The more important number is the $47.85 million the Raptors have under the luxury tax right now.
If the Raptors don’t want to move into the treasure, that’s the number they have available to re-sign VanVleet, Poeltl, any middle target, any undrafted rookie, Dowtin, and so on. You have to have at least 14 players under NBA contract, so the max for just VanVleet and Poeltl, assuming the roster is filled with minimum contracts and they leave one open roster spot, is $43.8 million. That would drop to about $42 million if they planned to use a 15th-ranked spot during the year.
Teams are allowed to backload contracts to a small degree, giving the Raptors some added flexibility. For example, if they wanted to get VanVleet and Poeltl for $42 million total, they could offer Poeltl a three-year, $55.1 million deal and VanVleet a four-year, $112 million deal and have them at starting salaries of $17 million and $25 million dollars. . That example gives you both players for $42 million in 2023-2024 salary despite the average salary of $46.4 million.
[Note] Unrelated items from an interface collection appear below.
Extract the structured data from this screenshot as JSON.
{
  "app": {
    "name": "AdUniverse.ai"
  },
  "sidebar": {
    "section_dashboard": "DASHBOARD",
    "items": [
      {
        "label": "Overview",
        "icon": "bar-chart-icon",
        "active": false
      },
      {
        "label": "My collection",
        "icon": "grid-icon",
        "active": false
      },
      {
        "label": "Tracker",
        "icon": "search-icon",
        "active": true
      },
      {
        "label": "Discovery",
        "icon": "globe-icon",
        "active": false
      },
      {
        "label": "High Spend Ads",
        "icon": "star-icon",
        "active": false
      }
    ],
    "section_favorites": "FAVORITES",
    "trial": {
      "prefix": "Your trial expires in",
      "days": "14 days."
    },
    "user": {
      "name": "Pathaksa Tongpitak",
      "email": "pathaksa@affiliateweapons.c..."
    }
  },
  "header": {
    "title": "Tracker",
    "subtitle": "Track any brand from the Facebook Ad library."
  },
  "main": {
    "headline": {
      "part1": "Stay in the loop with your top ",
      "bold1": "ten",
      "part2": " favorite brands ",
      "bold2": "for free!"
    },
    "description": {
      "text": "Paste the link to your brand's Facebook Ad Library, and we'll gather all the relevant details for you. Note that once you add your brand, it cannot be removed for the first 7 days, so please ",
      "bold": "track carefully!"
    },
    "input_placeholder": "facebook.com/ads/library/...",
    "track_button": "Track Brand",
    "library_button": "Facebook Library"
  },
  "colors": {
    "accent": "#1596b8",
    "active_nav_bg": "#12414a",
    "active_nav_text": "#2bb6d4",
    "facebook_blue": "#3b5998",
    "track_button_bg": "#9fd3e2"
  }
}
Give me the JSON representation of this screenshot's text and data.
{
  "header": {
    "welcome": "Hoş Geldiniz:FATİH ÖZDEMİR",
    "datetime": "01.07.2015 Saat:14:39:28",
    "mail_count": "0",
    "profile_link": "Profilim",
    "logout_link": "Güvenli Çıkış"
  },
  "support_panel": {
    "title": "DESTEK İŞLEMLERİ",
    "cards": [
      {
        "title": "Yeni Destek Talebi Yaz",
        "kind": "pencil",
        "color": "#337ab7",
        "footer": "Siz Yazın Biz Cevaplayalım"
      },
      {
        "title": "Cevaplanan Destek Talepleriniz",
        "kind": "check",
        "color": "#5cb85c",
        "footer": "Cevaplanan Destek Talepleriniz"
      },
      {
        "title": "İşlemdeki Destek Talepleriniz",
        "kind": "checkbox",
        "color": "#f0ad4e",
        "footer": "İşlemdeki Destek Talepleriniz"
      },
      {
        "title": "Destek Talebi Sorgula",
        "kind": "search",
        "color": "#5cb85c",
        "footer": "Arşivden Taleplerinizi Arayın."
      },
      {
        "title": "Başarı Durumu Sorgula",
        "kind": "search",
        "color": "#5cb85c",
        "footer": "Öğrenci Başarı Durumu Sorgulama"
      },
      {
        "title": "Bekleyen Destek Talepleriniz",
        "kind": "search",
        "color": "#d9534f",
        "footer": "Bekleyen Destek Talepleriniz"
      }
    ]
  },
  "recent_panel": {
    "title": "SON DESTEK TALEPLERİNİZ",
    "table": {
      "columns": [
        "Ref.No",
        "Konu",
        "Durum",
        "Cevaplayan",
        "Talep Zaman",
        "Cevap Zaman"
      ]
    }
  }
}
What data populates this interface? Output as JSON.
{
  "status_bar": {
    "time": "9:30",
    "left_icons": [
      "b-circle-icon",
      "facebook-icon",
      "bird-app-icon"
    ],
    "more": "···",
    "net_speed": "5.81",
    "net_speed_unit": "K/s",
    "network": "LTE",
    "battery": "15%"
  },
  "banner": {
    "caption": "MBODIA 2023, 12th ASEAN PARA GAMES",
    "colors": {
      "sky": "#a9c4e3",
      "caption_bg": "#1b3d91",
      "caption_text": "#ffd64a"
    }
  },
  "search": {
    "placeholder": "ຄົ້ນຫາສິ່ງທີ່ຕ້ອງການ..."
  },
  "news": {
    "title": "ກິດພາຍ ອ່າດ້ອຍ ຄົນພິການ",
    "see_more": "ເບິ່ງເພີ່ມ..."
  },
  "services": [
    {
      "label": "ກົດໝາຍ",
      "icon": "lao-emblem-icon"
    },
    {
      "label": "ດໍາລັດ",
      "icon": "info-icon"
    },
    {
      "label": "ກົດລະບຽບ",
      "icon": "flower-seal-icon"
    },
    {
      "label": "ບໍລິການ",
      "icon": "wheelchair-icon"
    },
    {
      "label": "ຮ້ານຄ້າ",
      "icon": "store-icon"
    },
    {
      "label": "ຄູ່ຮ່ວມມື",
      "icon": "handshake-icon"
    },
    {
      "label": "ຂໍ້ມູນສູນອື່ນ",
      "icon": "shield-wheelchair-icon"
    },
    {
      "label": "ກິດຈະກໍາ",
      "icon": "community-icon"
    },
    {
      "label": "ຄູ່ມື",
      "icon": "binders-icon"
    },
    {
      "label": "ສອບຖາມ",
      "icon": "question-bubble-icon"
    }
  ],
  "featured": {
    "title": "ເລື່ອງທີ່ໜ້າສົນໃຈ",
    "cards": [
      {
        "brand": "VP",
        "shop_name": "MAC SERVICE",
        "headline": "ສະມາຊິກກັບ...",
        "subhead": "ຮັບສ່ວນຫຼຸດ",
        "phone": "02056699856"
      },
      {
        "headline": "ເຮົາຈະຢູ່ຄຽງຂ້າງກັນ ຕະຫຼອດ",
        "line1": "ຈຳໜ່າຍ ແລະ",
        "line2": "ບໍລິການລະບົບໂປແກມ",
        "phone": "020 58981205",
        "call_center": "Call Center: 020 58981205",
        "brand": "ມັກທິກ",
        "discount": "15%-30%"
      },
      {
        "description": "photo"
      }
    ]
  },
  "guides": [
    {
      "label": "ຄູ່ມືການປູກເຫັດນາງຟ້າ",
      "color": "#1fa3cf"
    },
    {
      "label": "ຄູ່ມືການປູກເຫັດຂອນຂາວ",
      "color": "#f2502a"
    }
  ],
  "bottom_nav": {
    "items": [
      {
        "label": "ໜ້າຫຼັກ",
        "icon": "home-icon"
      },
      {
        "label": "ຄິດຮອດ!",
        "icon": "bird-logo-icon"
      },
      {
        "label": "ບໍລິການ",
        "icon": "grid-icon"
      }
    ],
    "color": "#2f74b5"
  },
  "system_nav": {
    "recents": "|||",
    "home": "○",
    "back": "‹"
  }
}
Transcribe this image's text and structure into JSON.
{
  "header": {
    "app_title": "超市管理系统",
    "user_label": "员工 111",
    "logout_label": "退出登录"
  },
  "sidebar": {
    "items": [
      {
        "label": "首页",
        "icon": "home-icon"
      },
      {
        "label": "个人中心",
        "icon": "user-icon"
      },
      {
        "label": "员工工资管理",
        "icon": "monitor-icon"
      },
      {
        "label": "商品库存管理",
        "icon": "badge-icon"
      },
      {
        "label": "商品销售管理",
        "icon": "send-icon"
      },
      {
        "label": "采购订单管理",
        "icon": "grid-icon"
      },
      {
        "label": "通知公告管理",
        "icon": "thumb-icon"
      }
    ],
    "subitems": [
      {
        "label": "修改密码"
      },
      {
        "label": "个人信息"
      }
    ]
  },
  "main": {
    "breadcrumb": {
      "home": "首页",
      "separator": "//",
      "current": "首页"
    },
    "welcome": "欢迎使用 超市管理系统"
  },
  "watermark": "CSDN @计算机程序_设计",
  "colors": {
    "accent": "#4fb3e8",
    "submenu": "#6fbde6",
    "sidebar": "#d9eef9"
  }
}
This example also again includes no use of the mid-level or signatures beyond the minimum. So use the $42 million number carefully.
Trades (and sign-and-trades) can change the outlook here pretty quickly. For now, the offseason headline is “$42 million below the tax for VanVleet and Poeltl, plus minimum contract guys, subject to trades.” There is a world of creativity beyond that – i either franchise direction — but that will be our starting point for June 30.